Nevertheless, there was a predictability about the identity of the scorers. After receiving a pass from Benayoun, the England midfielder performed a rapid change of direction, which flummoxed Christopher Samba, before beating defeating Paul Robinson with a dinked finish. It was just his first league goal since November and Liverpool's first in three games. While Blackburn had been the more positive side before then, their equaliser nonetheless came as a surprise, Keith Andrews converting from the penalty spot. It proved a brief taste of parity.

Four minutes after Blackburn levelled, Torres got the Reds back in front with his 13th in 15 starts this season. Symbiotic as his relationship with Gerrard is, the 25-year-old combines well with another, stationed rather further away. Whenever his compatriot is present, Jose Reina looks to the No 9 to launch quick counter-attacks. Indirectly, it brought Torres' goal. Short of numbers at the back, Blackburn were unable to clear the goalkeeper's kick. Lucas arrowed a pass towards Torres. A stretching Samba got a touch to take it into Maxi Rodriguez's path. The Argentine picked out Torres to finish.

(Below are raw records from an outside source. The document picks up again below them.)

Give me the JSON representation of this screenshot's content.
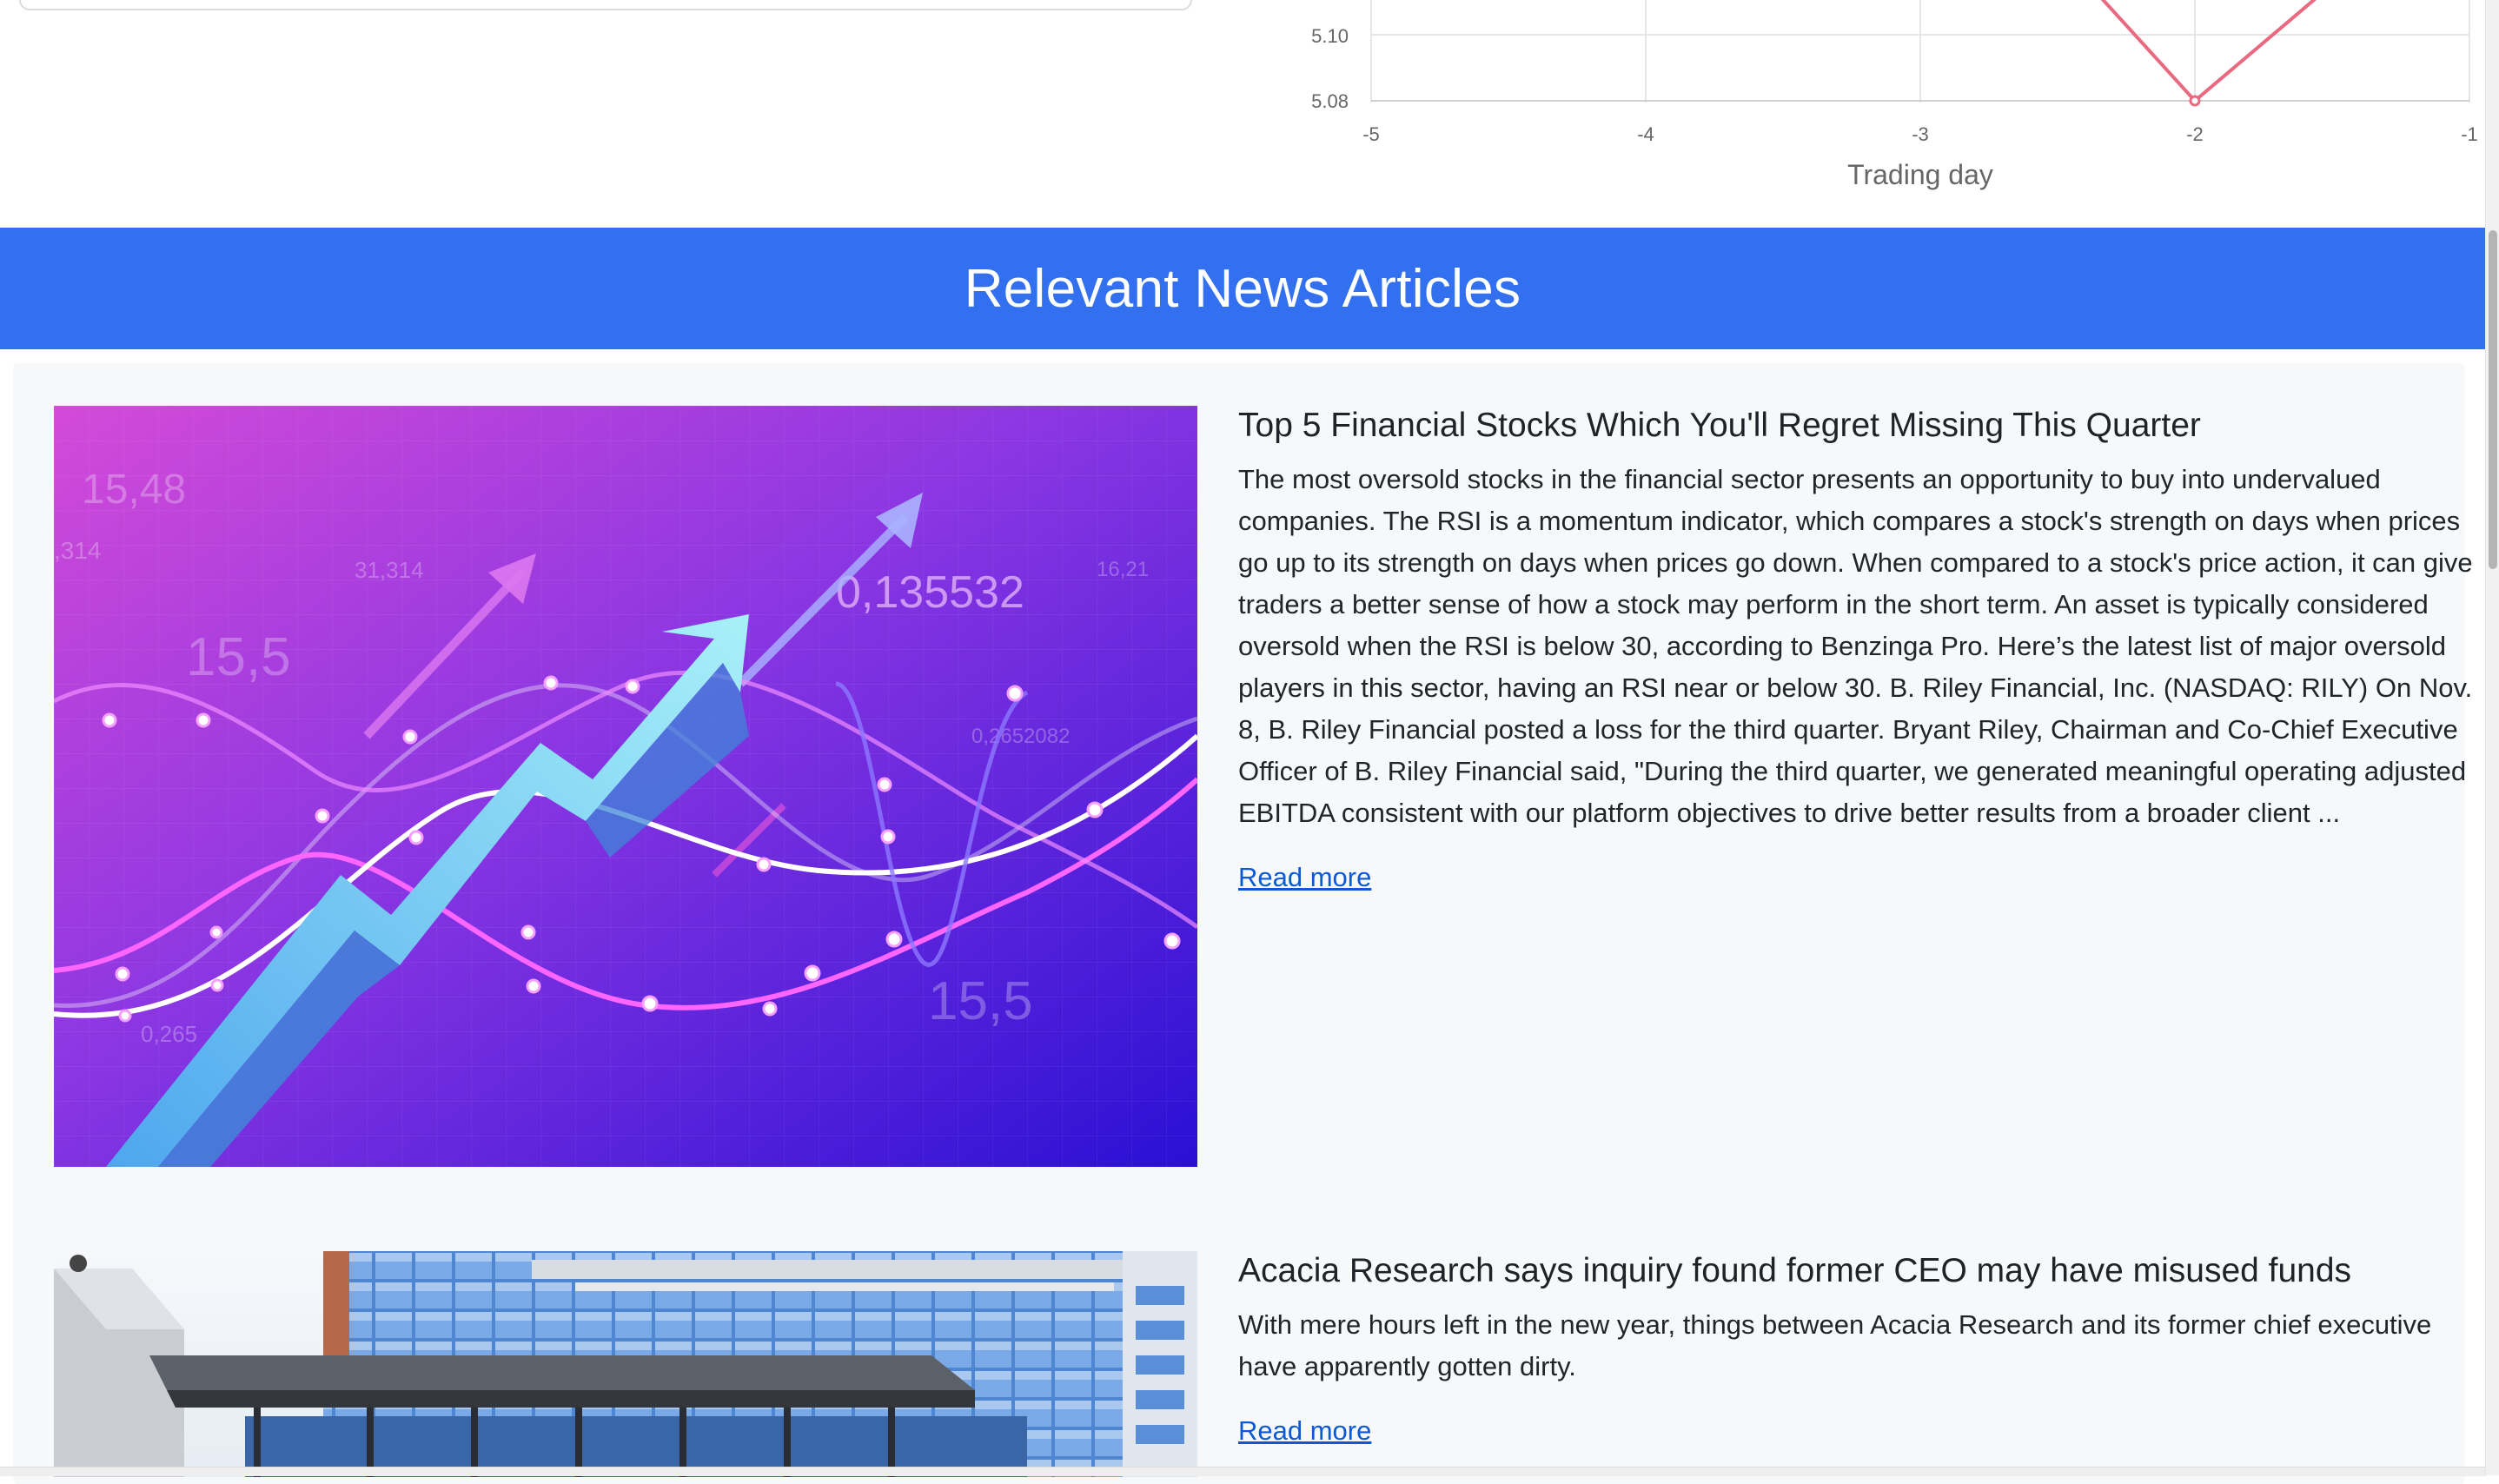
{
  "chart": {
    "y_ticks": [
      "5.10",
      "5.08"
    ],
    "x_ticks": [
      "-5",
      "-4",
      "-3",
      "-2",
      "-1"
    ],
    "x_label": "Trading day",
    "line_color": "#e96a80"
  },
  "chart_data": {
    "type": "line",
    "xlabel": "Trading day",
    "ylabel": "",
    "x": [
      -5,
      -4,
      -3,
      -2,
      -1
    ],
    "xlim": [
      -5,
      -1
    ],
    "y_ticks_visible": [
      5.08,
      5.1
    ],
    "visible_segment": {
      "x": [
        -2.4,
        -2,
        -1.55
      ],
      "y": [
        5.135,
        5.08,
        5.135
      ]
    },
    "grid": true
  },
  "news": {
    "heading": "Relevant News Articles",
    "articles": [
      {
        "title": "Top 5 Financial Stocks Which You'll Regret Missing This Quarter",
        "body": "The most oversold stocks in the financial sector presents an opportunity to buy into undervalued companies. The RSI is a momentum indicator, which compares a stock's strength on days when prices go up to its strength on days when prices go down. When compared to a stock's price action, it can give traders a better sense of how a stock may perform in the short term. An asset is typically considered oversold when the RSI is below 30, according to Benzinga Pro. Here’s the latest list of major oversold players in this sector, having an RSI near or below 30. B. Riley Financial, Inc. (NASDAQ: RILY) On Nov. 8, B. Riley Financial posted a loss for the third quarter. Bryant Riley, Chairman and Co-Chief Executive Officer of B. Riley Financial said, \"During the third quarter, we generated meaningful operating adjusted EBITDA consistent with our platform objectives to drive better results from a broader client ...",
        "read_more": "Read more",
        "image_numbers": [
          "15,48",
          ",314",
          "31,314",
          "15,5",
          "0,135532",
          "16,21",
          "0,2652082",
          "15,5",
          "0,265"
        ]
      },
      {
        "title": "Acacia Research says inquiry found former CEO may have misused funds",
        "body": "With mere hours left in the new year, things between Acacia Research and its former chief executive have apparently gotten dirty.",
        "read_more": "Read more"
      }
    ]
  }
}
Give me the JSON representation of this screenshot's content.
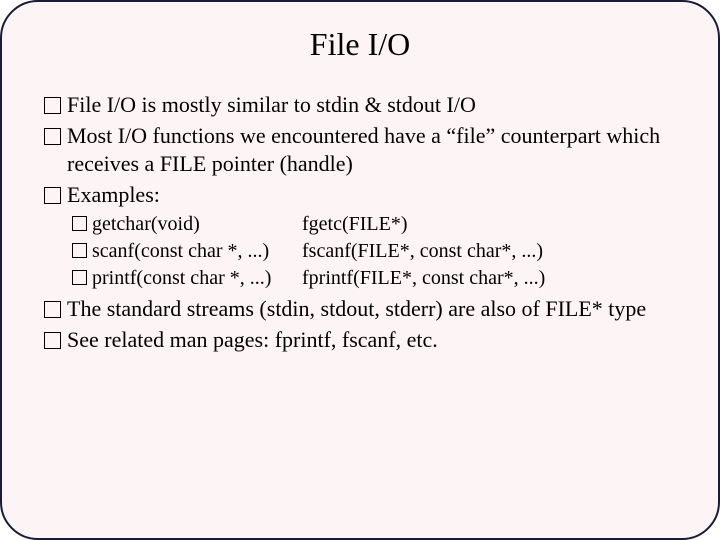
{
  "title": "File I/O",
  "bullets": {
    "b1": "File I/O is mostly similar to stdin & stdout I/O",
    "b2": "Most I/O functions we encountered have a “file” counterpart which receives a FILE pointer (handle)",
    "b3": "Examples:",
    "b4": "The standard streams (stdin, stdout, stderr) are also of FILE* type",
    "b5": "See related man pages: fprintf, fscanf, etc."
  },
  "examples": [
    {
      "l": "getchar(void)",
      "r": "fgetc(FILE*)"
    },
    {
      "l": "scanf(const char *, ...)",
      "r": "fscanf(FILE*, const char*, ...)"
    },
    {
      "l": "printf(const char *, ...)",
      "r": "fprintf(FILE*, const char*, ...)"
    }
  ]
}
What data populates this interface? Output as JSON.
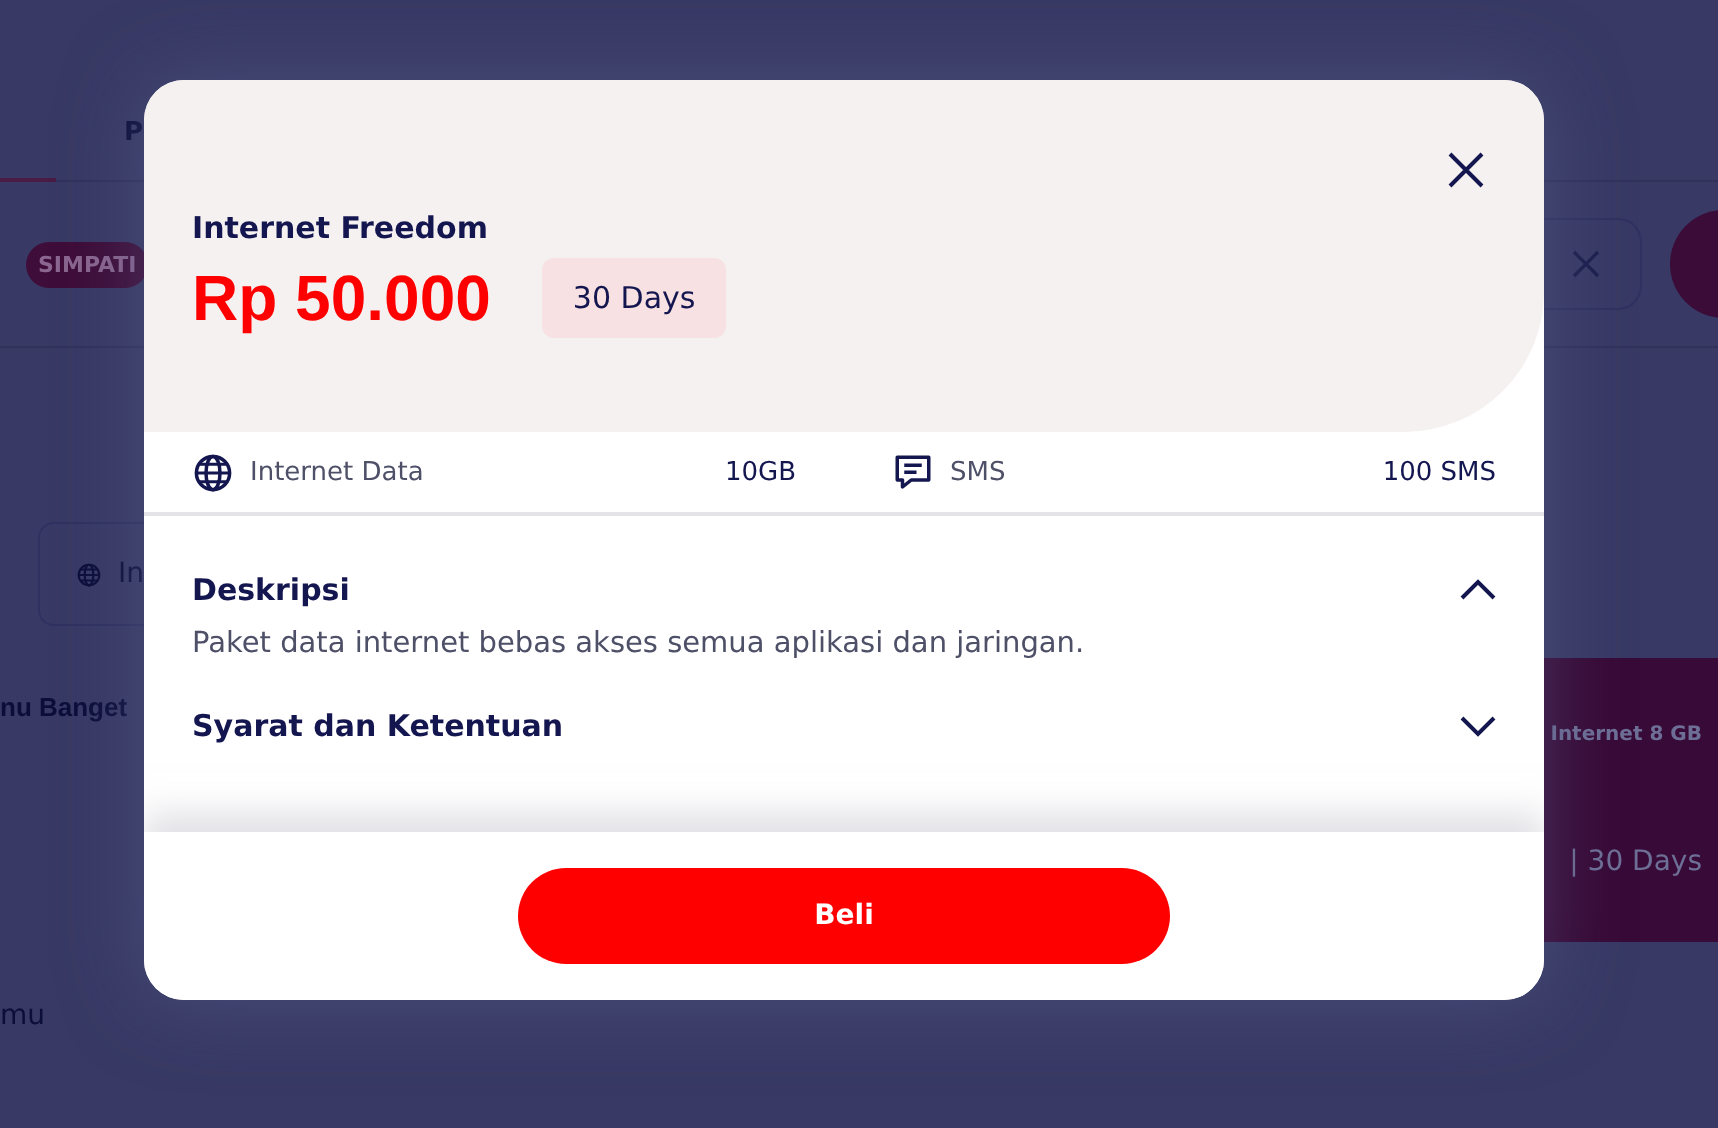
{
  "background": {
    "tab": "P",
    "badge": "SIMPATI",
    "chip": "In",
    "section_title": "nu Banget",
    "caption": "mu",
    "card": {
      "title": "Internet 8 GB",
      "validity": "| 30 Days"
    }
  },
  "modal": {
    "name": "Internet Freedom",
    "price": "Rp 50.000",
    "duration": "30 Days",
    "benefits": [
      {
        "kind": "internet",
        "label": "Internet Data",
        "value": "10GB"
      },
      {
        "kind": "sms",
        "label": "SMS",
        "value": "100 SMS"
      }
    ],
    "sections": [
      {
        "title": "Deskripsi",
        "expanded": true,
        "body": "Paket data internet bebas akses semua aplikasi dan jaringan."
      },
      {
        "title": "Syarat dan Ketentuan",
        "expanded": false
      }
    ],
    "button": "Beli"
  }
}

Rodriguez had provided his first assist at Anfield. A maiden goal could have followed, an audacious attempt from the right flank drawing an acrobatic save from Paul Robinson. Yet the slenderness of their advantage meant the match ended as it began, with Blackburn on the attack. Rovers had been the more positive side initially and their set-piece proficiency ensured Liverpool endured some awkward moments with Reina making a fine save to thwart Samba and the improving Kalinic proving a particular menace.

Benitez and Sam Allardyce have a fractious relationship that was mirrored by their respective teams. Blackburn were fortunate to finish with a full complement of players with Steven Nzonzi, who shoved Lucas over, a particular beneficiary of referee Alan Wiley's leniency. sports@thenational.ae